:: Instructions for the task ::
Show all lines below holding the string "Sirirak".

:: Excerpts from an interface dataset ::
::::

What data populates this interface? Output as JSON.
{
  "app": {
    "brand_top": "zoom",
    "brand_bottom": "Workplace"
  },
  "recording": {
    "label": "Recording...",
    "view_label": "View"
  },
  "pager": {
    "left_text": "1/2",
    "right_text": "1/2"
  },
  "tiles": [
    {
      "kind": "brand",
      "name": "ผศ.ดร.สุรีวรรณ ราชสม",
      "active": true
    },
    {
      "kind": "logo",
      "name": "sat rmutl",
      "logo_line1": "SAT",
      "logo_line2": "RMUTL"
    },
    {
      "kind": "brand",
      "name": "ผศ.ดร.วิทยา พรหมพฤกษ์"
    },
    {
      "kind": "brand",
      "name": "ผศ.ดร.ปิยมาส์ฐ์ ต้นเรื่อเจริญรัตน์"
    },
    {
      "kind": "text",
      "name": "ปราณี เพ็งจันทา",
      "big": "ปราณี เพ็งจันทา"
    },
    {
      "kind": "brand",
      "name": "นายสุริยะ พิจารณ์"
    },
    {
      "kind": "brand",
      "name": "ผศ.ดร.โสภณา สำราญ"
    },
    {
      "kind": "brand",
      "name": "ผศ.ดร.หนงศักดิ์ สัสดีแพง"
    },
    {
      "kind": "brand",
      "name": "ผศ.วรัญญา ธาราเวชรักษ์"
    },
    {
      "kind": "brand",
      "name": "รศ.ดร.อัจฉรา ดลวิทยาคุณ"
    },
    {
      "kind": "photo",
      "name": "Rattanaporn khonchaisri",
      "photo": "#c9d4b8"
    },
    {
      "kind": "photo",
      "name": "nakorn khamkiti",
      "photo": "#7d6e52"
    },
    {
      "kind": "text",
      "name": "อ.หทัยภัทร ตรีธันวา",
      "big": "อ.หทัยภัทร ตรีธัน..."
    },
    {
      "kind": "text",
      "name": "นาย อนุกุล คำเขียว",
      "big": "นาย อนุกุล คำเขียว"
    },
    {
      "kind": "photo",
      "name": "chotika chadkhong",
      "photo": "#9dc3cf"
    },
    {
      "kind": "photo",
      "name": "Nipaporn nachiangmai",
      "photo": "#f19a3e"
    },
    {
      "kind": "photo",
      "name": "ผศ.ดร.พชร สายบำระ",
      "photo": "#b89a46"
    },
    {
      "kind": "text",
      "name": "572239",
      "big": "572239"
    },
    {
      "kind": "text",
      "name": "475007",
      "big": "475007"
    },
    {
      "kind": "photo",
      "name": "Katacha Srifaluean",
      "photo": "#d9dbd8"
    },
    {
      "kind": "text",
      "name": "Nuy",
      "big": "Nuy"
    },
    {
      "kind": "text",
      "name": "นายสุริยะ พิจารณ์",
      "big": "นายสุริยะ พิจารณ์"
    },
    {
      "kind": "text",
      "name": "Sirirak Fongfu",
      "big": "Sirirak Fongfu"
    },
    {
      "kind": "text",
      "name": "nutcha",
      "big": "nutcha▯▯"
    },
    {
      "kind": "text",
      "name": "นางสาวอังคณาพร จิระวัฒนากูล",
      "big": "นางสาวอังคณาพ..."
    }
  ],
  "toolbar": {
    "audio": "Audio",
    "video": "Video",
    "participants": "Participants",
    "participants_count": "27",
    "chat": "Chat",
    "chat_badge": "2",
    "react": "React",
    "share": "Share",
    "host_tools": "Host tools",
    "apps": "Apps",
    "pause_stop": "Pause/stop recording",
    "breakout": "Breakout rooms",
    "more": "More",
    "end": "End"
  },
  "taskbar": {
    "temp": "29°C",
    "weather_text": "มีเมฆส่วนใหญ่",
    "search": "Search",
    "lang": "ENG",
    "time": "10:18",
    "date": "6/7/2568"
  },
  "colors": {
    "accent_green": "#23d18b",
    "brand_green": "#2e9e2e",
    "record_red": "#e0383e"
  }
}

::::

:: Reply to the task ::
      "name": "Sirirak Fongfu",
      "big": "Sirirak Fongfu"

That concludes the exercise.